§ Task requirements
Report each line from the data below that holds the word "destino".
***** Information shown *****
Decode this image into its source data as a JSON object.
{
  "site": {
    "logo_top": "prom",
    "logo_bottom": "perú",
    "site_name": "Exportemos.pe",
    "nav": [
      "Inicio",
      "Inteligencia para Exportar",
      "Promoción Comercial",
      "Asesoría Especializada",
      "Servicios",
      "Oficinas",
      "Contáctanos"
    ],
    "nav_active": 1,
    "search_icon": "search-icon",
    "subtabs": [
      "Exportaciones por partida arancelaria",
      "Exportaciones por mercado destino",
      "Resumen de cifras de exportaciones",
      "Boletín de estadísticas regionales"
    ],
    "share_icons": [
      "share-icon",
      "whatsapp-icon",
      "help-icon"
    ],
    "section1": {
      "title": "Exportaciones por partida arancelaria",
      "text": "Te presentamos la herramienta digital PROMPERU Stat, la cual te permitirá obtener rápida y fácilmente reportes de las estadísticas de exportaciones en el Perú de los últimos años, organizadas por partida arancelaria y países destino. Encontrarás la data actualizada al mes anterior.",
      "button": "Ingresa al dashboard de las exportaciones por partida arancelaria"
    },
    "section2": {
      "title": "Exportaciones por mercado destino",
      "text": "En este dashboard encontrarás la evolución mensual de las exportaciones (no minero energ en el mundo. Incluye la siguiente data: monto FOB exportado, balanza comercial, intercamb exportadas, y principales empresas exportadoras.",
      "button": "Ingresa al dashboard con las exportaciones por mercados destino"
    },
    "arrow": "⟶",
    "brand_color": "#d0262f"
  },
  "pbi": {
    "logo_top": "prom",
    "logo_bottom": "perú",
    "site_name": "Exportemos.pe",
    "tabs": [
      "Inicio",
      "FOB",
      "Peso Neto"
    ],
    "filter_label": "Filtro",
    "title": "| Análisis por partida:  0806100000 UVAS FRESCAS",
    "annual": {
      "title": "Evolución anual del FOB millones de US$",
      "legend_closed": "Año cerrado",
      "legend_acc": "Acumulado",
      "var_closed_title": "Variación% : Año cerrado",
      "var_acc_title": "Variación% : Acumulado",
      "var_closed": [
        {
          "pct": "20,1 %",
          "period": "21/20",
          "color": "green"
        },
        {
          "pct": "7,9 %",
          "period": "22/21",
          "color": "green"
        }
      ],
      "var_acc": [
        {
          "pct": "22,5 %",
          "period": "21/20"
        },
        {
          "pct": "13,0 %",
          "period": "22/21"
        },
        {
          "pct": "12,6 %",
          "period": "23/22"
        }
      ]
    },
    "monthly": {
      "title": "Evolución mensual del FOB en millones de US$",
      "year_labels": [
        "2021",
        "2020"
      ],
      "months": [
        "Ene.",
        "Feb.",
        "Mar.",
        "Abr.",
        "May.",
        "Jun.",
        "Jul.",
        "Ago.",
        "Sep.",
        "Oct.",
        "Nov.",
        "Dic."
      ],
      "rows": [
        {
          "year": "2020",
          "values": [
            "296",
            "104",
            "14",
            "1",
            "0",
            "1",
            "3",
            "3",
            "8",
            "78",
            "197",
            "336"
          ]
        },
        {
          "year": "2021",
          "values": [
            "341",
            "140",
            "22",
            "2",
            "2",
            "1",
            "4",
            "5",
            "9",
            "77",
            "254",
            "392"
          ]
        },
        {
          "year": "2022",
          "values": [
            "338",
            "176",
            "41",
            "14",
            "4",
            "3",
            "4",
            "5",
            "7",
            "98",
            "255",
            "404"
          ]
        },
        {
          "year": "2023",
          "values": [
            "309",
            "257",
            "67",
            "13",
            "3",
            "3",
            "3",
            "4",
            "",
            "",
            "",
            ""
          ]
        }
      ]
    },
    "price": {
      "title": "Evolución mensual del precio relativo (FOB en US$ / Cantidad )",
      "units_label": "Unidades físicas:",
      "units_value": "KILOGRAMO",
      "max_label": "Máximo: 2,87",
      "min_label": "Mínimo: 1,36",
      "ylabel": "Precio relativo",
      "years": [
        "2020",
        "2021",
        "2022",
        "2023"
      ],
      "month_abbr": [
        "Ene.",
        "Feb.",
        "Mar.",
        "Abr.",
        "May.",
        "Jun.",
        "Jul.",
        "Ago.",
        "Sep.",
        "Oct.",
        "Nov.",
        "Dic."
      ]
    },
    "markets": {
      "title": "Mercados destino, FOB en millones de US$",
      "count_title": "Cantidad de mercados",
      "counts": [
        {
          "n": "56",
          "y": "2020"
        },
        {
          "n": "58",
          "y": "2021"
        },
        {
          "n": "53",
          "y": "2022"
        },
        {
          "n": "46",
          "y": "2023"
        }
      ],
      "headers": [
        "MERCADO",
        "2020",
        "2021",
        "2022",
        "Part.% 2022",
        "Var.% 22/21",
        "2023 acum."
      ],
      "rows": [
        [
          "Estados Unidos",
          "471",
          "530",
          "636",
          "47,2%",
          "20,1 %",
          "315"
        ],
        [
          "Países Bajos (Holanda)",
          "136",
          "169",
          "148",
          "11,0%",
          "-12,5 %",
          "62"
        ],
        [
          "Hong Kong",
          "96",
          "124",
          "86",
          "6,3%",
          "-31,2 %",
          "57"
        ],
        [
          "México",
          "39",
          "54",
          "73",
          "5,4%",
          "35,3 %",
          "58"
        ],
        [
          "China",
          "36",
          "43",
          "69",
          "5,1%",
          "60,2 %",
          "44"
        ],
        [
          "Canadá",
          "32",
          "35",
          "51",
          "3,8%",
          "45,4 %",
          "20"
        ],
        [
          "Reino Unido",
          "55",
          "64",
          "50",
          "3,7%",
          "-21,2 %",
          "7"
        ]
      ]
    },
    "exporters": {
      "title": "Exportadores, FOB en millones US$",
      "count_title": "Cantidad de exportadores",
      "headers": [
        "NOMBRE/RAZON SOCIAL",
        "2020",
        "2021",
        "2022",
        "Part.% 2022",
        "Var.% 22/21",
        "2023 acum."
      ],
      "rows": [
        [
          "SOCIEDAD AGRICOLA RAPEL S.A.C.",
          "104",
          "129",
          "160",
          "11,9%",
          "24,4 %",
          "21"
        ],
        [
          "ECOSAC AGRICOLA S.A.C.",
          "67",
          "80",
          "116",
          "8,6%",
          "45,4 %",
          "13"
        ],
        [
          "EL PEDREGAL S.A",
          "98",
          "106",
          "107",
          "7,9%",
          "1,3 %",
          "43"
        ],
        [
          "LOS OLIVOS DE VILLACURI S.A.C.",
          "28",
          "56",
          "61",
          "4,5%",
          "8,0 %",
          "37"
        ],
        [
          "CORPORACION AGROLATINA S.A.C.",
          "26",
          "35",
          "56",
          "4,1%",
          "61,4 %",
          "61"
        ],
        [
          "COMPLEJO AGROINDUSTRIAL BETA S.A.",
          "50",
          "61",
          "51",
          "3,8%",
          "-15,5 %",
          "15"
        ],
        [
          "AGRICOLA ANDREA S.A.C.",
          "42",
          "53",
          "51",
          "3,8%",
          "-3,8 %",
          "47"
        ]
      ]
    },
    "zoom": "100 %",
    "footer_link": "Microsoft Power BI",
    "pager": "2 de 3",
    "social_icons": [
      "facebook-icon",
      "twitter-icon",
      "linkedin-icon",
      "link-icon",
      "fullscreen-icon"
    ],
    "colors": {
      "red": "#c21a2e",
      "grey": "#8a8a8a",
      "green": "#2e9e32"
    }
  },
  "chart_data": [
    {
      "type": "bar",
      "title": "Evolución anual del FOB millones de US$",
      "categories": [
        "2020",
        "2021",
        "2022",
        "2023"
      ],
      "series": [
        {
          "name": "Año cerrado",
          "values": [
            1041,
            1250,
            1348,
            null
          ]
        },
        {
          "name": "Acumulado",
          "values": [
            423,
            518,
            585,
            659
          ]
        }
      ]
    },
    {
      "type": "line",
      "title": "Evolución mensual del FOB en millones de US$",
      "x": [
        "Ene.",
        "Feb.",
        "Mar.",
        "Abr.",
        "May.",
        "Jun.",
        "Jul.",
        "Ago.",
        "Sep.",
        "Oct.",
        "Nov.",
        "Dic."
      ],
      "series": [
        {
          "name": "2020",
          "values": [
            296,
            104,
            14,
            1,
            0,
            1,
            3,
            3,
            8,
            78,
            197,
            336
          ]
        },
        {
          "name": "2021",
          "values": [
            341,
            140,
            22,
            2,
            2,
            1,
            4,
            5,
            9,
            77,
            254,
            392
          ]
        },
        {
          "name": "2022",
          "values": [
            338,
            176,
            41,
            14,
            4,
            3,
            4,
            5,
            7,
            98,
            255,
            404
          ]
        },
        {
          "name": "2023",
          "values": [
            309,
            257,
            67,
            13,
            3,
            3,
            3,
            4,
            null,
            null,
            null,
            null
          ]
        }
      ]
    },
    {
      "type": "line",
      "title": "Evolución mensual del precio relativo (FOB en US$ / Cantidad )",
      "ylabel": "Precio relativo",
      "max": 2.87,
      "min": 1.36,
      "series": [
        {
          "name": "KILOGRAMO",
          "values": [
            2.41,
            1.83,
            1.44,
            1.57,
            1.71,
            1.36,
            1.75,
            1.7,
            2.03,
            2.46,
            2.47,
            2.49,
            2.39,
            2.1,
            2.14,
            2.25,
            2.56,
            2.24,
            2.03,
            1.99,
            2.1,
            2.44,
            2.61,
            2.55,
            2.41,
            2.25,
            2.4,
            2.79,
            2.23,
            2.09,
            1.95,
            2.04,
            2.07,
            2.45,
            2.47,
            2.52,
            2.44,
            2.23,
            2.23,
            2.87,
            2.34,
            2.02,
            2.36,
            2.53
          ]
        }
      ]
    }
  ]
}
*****
§ Solution to this task
      "Exportaciones por mercado destino",
      "text": "Te presentamos la herramienta digital PROMPERU Stat, la cual te permitirá obtener rápida y fácilmente reportes de las estadísticas de exportaciones en el Perú de los últimos años, organizadas por partida arancelaria y países destino. Encontrarás la data actualizada al mes anterior.",
      "title": "Exportaciones por mercado destino",
      "button": "Ingresa al dashboard con las exportaciones por mercados destino"
      "title": "Mercados destino, FOB en millones de US$",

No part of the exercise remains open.